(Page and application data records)

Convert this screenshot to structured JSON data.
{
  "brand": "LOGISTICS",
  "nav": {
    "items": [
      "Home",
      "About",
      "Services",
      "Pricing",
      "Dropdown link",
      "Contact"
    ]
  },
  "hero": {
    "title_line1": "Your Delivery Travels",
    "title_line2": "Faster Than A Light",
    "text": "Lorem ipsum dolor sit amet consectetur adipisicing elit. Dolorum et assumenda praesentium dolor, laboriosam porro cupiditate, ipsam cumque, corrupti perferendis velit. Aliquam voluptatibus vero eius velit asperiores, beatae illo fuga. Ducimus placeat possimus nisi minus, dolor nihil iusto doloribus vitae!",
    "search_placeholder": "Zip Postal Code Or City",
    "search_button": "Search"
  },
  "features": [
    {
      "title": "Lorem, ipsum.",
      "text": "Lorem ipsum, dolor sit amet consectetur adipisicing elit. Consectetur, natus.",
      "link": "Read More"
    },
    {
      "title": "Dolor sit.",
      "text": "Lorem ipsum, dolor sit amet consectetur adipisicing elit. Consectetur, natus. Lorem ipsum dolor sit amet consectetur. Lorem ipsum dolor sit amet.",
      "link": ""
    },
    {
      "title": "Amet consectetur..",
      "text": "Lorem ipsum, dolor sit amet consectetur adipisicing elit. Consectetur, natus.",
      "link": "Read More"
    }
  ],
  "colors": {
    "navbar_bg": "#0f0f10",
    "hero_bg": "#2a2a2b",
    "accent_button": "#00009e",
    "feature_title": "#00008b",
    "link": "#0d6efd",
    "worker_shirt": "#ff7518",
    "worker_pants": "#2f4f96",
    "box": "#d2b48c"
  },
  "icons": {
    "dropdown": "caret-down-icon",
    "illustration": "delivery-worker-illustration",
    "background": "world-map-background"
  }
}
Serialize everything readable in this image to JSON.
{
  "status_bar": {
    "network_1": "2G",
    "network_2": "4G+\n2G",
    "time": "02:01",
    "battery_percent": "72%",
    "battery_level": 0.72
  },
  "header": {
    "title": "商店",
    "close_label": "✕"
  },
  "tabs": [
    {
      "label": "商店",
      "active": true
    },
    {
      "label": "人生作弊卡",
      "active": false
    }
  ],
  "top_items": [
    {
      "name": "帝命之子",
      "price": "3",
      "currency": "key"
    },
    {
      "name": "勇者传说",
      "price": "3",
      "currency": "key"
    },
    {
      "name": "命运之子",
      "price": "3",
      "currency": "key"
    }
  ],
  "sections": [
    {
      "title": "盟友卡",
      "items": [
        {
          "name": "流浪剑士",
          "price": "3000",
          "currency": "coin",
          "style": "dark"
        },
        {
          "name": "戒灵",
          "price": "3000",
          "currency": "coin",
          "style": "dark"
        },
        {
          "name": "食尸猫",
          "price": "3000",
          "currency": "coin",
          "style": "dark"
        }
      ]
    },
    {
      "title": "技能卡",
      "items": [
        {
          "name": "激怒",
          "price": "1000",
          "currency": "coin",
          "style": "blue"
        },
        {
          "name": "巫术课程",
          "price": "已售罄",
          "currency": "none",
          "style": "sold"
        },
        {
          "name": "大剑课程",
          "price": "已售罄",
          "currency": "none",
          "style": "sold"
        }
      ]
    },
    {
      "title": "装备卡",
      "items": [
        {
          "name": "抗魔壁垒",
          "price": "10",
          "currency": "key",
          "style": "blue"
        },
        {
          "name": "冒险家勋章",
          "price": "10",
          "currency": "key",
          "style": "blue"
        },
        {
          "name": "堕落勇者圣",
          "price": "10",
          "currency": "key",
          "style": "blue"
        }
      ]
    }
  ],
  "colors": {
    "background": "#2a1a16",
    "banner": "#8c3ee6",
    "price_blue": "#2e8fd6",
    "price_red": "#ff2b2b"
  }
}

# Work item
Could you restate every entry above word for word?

# Exercise output
Convert this screenshot to structured JSON data.
{
  "brand": "LOGISTICS",
  "nav": {
    "items": [
      "Home",
      "About",
      "Services",
      "Pricing",
      "Dropdown link",
      "Contact"
    ]
  },
  "hero": {
    "title_line1": "Your Delivery Travels",
    "title_line2": "Faster Than A Light",
    "text": "Lorem ipsum dolor sit amet consectetur adipisicing elit. Dolorum et assumenda praesentium dolor, laboriosam porro cupiditate, ipsam cumque, corrupti perferendis velit. Aliquam voluptatibus vero eius velit asperiores, beatae illo fuga. Ducimus placeat possimus nisi minus, dolor nihil iusto doloribus vitae!",
    "search_placeholder": "Zip Postal Code Or City",
    "search_button": "Search"
  },
  "features": [
    {
      "title": "Lorem, ipsum.",
      "text": "Lorem ipsum, dolor sit amet consectetur adipisicing elit. Consectetur, natus.",
      "link": "Read More"
    },
    {
      "title": "Dolor sit.",
      "text": "Lorem ipsum, dolor sit amet consectetur adipisicing elit. Consectetur, natus. Lorem ipsum dolor sit amet consectetur. Lorem ipsum dolor sit amet.",
      "link": ""
    },
    {
      "title": "Amet consectetur..",
      "text": "Lorem ipsum, dolor sit amet consectetur adipisicing elit. Consectetur, natus.",
      "link": "Read More"
    }
  ],
  "colors": {
    "navbar_bg": "#0f0f10",
    "hero_bg": "#2a2a2b",
    "accent_button": "#00009e",
    "feature_title": "#00008b",
    "link": "#0d6efd",
    "worker_shirt": "#ff7518",
    "worker_pants": "#2f4f96",
    "box": "#d2b48c"
  },
  "icons": {
    "dropdown": "caret-down-icon",
    "illustration": "delivery-worker-illustration",
    "background": "world-map-background"
  }
}
Serialize everything readable in this image to JSON.
{
  "status_bar": {
    "network_1": "2G",
    "network_2": "4G+\n2G",
    "time": "02:01",
    "battery_percent": "72%",
    "battery_level": 0.72
  },
  "header": {
    "title": "商店",
    "close_label": "✕"
  },
  "tabs": [
    {
      "label": "商店",
      "active": true
    },
    {
      "label": "人生作弊卡",
      "active": false
    }
  ],
  "top_items": [
    {
      "name": "帝命之子",
      "price": "3",
      "currency": "key"
    },
    {
      "name": "勇者传说",
      "price": "3",
      "currency": "key"
    },
    {
      "name": "命运之子",
      "price": "3",
      "currency": "key"
    }
  ],
  "sections": [
    {
      "title": "盟友卡",
      "items": [
        {
          "name": "流浪剑士",
          "price": "3000",
          "currency": "coin",
          "style": "dark"
        },
        {
          "name": "戒灵",
          "price": "3000",
          "currency": "coin",
          "style": "dark"
        },
        {
          "name": "食尸猫",
          "price": "3000",
          "currency": "coin",
          "style": "dark"
        }
      ]
    },
    {
      "title": "技能卡",
      "items": [
        {
          "name": "激怒",
          "price": "1000",
          "currency": "coin",
          "style": "blue"
        },
        {
          "name": "巫术课程",
          "price": "已售罄",
          "currency": "none",
          "style": "sold"
        },
        {
          "name": "大剑课程",
          "price": "已售罄",
          "currency": "none",
          "style": "sold"
        }
      ]
    },
    {
      "title": "装备卡",
      "items": [
        {
          "name": "抗魔壁垒",
          "price": "10",
          "currency": "key",
          "style": "blue"
        },
        {
          "name": "冒险家勋章",
          "price": "10",
          "currency": "key",
          "style": "blue"
        },
        {
          "name": "堕落勇者圣",
          "price": "10",
          "currency": "key",
          "style": "blue"
        }
      ]
    }
  ],
  "colors": {
    "background": "#2a1a16",
    "banner": "#8c3ee6",
    "price_blue": "#2e8fd6",
    "price_red": "#ff2b2b"
  }
}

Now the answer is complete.